**** SOURCE RECORDS
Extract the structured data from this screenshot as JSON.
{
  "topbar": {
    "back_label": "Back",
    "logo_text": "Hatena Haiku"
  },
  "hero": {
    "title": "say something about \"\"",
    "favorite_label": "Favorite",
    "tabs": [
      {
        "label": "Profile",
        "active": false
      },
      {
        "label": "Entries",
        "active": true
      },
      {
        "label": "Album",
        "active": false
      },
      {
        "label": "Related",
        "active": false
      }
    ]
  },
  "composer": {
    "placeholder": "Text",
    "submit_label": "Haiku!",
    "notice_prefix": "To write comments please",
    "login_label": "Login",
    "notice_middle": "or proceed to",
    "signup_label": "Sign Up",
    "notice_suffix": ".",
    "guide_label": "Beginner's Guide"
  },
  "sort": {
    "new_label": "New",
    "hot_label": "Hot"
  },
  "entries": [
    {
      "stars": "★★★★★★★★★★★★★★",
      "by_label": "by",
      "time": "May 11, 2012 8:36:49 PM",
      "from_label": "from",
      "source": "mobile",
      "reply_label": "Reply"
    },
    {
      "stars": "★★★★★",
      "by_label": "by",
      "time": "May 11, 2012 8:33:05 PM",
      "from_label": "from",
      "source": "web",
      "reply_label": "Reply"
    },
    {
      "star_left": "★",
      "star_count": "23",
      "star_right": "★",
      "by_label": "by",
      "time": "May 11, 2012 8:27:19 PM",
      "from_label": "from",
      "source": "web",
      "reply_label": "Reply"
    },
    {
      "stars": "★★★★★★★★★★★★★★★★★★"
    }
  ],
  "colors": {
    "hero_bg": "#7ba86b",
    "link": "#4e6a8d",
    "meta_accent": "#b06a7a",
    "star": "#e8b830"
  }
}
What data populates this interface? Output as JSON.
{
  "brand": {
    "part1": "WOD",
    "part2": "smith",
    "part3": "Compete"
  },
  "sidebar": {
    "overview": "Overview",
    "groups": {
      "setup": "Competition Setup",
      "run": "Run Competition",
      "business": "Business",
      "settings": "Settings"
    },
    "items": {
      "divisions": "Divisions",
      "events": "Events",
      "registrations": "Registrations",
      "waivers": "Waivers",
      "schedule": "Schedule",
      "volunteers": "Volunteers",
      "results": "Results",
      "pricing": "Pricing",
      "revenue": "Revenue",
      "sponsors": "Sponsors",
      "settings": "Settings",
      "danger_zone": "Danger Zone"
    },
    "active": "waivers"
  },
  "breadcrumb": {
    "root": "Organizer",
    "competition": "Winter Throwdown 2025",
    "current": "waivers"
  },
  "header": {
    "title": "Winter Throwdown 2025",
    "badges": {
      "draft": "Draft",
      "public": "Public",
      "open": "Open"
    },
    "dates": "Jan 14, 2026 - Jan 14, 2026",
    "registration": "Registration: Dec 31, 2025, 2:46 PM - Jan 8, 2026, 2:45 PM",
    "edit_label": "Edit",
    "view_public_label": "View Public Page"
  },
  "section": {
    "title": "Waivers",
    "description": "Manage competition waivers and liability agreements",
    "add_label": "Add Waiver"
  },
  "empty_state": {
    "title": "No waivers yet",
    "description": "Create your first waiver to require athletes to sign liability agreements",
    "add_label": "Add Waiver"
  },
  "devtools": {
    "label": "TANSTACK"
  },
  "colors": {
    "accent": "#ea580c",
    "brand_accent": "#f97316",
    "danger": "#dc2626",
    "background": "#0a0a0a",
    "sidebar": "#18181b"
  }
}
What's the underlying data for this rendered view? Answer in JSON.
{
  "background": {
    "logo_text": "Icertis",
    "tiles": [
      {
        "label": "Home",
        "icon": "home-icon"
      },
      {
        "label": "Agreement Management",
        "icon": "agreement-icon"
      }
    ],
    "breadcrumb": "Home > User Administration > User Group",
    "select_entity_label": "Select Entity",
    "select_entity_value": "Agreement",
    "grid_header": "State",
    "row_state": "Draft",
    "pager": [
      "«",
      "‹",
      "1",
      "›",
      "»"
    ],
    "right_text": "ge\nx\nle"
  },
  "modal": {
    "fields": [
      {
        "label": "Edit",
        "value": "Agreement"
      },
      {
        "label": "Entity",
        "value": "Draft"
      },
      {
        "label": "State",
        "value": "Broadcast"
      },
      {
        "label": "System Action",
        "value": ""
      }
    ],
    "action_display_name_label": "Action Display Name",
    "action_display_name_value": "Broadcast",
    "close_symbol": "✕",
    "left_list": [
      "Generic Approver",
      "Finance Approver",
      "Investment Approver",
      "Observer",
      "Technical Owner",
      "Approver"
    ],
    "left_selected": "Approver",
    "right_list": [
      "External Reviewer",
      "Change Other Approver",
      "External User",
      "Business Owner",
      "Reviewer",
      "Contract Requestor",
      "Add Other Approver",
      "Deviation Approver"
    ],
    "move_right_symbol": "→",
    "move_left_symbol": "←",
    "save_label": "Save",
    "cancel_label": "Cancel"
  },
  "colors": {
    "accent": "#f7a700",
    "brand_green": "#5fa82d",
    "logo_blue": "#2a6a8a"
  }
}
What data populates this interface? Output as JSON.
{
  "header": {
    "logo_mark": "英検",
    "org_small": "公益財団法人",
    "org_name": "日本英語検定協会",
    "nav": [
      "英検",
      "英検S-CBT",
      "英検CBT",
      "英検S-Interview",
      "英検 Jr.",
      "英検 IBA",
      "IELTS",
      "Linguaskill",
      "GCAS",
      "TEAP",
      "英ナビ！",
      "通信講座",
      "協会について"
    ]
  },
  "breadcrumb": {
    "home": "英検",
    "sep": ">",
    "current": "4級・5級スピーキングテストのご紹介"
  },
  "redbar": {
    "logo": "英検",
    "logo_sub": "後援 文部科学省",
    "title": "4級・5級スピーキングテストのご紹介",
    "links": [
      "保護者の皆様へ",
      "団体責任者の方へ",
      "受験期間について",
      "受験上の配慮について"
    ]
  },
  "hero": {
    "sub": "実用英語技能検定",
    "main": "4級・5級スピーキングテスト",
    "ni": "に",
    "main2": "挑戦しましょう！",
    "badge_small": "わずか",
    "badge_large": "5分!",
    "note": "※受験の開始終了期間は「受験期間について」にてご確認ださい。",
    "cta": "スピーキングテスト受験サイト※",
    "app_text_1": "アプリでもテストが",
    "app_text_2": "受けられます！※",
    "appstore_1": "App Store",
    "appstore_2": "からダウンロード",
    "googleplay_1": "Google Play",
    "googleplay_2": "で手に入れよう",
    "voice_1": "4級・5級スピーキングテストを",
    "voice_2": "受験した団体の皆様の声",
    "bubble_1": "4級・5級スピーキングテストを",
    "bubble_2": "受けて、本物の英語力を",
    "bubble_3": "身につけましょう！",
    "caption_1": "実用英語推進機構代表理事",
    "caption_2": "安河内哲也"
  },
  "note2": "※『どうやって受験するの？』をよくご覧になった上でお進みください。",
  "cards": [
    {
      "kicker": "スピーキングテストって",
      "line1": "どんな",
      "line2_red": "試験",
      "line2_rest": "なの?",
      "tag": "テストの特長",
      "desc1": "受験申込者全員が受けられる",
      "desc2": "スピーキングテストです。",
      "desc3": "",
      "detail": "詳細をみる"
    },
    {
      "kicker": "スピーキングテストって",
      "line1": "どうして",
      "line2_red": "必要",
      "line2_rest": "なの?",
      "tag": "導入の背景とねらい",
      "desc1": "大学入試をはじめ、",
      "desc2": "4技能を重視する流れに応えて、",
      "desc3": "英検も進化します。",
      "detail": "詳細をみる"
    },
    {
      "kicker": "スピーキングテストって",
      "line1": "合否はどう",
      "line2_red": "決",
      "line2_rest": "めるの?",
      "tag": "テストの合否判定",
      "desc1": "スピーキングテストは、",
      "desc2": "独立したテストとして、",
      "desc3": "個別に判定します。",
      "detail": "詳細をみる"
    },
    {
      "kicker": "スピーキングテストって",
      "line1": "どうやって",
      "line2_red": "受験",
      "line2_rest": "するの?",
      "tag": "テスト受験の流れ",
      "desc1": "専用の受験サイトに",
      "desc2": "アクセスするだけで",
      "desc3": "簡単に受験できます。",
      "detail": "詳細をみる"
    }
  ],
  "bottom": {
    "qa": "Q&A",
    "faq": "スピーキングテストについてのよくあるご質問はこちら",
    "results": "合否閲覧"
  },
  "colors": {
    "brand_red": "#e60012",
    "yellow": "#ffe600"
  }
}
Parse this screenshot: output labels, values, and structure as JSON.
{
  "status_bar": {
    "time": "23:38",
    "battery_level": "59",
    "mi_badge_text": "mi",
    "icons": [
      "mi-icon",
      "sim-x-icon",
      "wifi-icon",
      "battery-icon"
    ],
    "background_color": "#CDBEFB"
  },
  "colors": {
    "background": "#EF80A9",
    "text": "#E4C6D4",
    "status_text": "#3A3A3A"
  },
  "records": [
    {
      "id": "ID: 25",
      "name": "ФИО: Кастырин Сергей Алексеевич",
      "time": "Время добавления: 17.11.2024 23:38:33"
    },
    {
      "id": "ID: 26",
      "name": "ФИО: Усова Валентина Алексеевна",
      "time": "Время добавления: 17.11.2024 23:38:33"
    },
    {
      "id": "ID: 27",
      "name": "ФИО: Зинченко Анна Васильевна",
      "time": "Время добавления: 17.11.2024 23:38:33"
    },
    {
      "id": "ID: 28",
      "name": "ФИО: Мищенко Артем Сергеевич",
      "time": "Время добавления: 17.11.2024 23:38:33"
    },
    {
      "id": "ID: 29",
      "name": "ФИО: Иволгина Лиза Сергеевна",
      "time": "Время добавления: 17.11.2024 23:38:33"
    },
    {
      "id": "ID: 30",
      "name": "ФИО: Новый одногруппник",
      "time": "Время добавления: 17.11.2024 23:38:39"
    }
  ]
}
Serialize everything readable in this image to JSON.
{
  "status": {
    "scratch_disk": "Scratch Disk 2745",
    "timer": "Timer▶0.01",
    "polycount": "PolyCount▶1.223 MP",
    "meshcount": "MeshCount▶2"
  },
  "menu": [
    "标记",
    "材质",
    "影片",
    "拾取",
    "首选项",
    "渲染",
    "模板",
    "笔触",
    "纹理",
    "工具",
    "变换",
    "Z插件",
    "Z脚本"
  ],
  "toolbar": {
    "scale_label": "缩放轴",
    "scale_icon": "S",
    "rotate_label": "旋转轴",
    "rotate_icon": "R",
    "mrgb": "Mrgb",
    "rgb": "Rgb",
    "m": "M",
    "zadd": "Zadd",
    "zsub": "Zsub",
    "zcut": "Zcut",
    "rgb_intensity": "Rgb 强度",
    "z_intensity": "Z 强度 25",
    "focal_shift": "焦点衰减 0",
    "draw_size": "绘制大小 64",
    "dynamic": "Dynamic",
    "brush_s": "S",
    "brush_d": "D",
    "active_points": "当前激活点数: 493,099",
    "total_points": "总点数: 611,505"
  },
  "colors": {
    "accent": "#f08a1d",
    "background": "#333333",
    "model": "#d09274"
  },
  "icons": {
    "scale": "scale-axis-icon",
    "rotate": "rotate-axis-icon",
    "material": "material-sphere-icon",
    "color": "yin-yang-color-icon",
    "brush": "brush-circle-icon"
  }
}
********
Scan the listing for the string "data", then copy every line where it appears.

** TASK SOLUTION **
Extract the structured data from this screenshot as JSON.
What data populates this interface? Output as JSON.
What's the underlying data for this rendered view? Answer in JSON.
What data populates this interface? Output as JSON.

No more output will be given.